And while I don’t want my children or the children of this congregation to be ignorant of evil, I expect to continue teaching them about good people doing good things. And I want us all to remember that in far too many religious settings historically and today people hear the traumatic message over and over again that they are wicked and sinful by nature and must accept unbelievable teachings and engage in hollow rituals in order to be saved from eternal punishment. And I want us all to remember that in far too many religious settings historically and today people have been identified as evil and consequently abused, imprisoned and murdered based on their sexual orientation, gender, disability, mental illness, skin color, healing practices, culture, folkways, perceived proximity to the earth, any unorthodox beliefs, and even their scientific world-view and methods. When I read of a congregation shouting “The witches will die. They will die. Die. Die!”—which is not just a phenomenon in the Ghanian Charismatic Christian churches, but happens in a myriad of ways all across the globe—I hear people with a robust theology of evil using it to perpetuate more evil against innocent victims. That’s the risk with any theology of evil. Those who believe it can use it to justify their own evil actions.
Our liberal, Unitarian Universalist, positive view of human nature as loving, compassionate, generous, caring and self-sacrificing—though it may not present the whole picture—is no light-weight, naïve, sheltered theology. It is a life-saving, life-giving, life-enhancing religious response to all those theologies that drive arbitrary wedges between people, that seek to frighten people into faith, and that teach people of their inherent sinfulness rather than their beauty, worth, and potential. If the price of such a faith is speechlessness in the face of evil, then so be it. It may be just what is needed.
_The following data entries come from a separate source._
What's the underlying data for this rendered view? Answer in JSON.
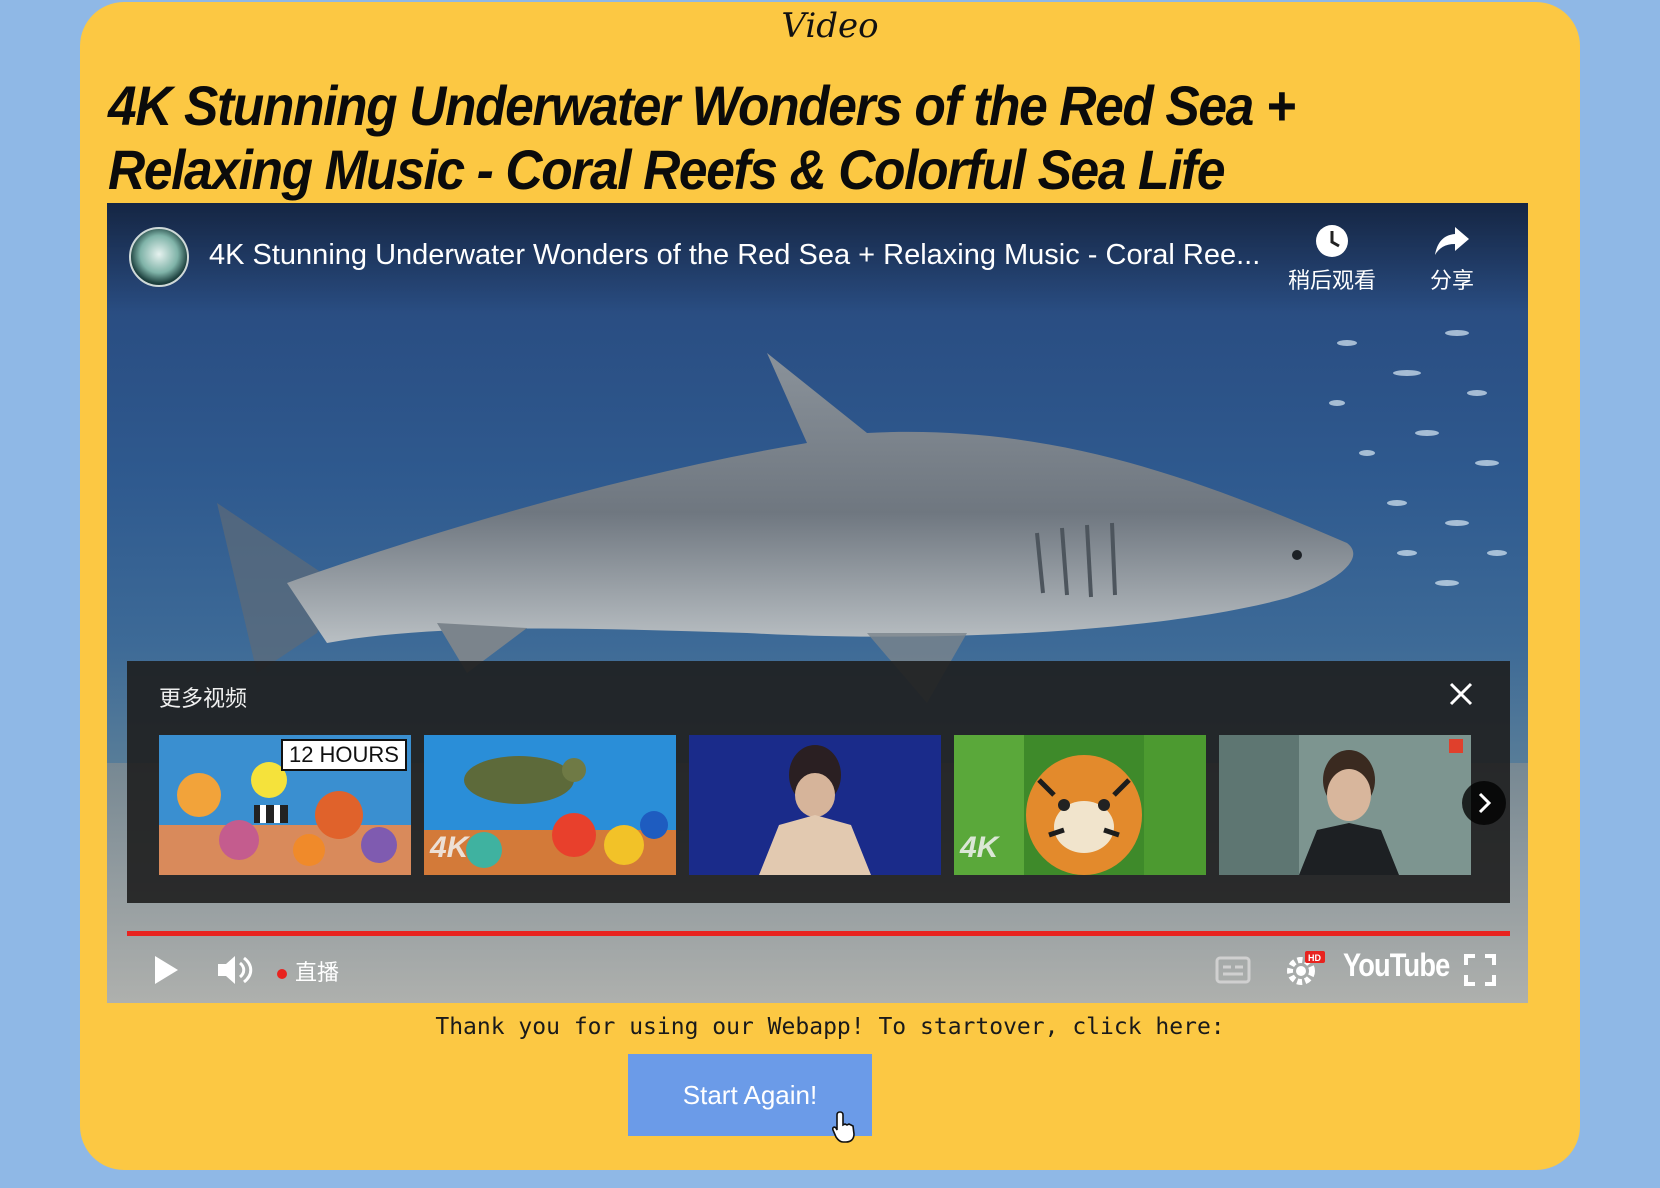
{
  "page": {
    "section_label": "Video",
    "video_title": "4K Stunning Underwater Wonders of the Red Sea + Relaxing Music - Coral Reefs & Colorful Sea Life"
  },
  "player": {
    "title": "4K Stunning Underwater Wonders of the Red Sea + Relaxing Music - Coral Ree...",
    "watch_later_label": "稍后观看",
    "share_label": "分享",
    "more_videos_label": "更多视频",
    "thumbnails": [
      {
        "badge": "12 HOURS",
        "overlay": ""
      },
      {
        "badge": "",
        "overlay": "4K"
      },
      {
        "badge": "",
        "overlay": ""
      },
      {
        "badge": "",
        "overlay": "4K"
      },
      {
        "badge": "",
        "overlay": ""
      }
    ],
    "live_label": "直播",
    "brand": "YouTube",
    "progress": 1.0,
    "icons": {
      "channel": "channel-avatar-icon",
      "watch_later": "clock-icon",
      "share": "share-arrow-icon",
      "close": "close-icon",
      "next": "chevron-right-icon",
      "play": "play-icon",
      "volume": "volume-icon",
      "subtitles": "subtitles-icon",
      "settings": "gear-icon",
      "fullscreen": "fullscreen-icon"
    }
  },
  "footer": {
    "thanks_text": "Thank you for using our Webapp! To startover, click here:",
    "button_label": "Start Again!"
  },
  "colors": {
    "page_bg": "#8fb8e6",
    "card_bg": "#fcc843",
    "button_bg": "#6b9be8",
    "progress": "#e8231f"
  }
}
So, may we find power in the midst of our speechlessness, and may our faith lead us to action—action that loves the hell out of the world.
Amen and blessed be.
 Read PeaceBang’s “Go Love the Hell Out of the World” at http://www.peacebang.com/2013/12/28/go-love-the-hell-out-of-the-world/.
 Read T.M. Luhrmann’s New York Times op ed,”When Demons are Real, at http://www.nytimes.com/2013/12/29/opinion/sunday/when-demons-are-real.html?_r=0.
 Rasor, Paul, Faith Without Certainty (Boston: Skinner House, 2005) p. 176.
 Luhrmann, “When Demons are Real,” NYT, December 29, 2013.
 Luhrmann, “When Demons are Real,” NYT, December 29, 2013.
  Luhrmann, “When Demons are Real,” NYT, December 29, 2013.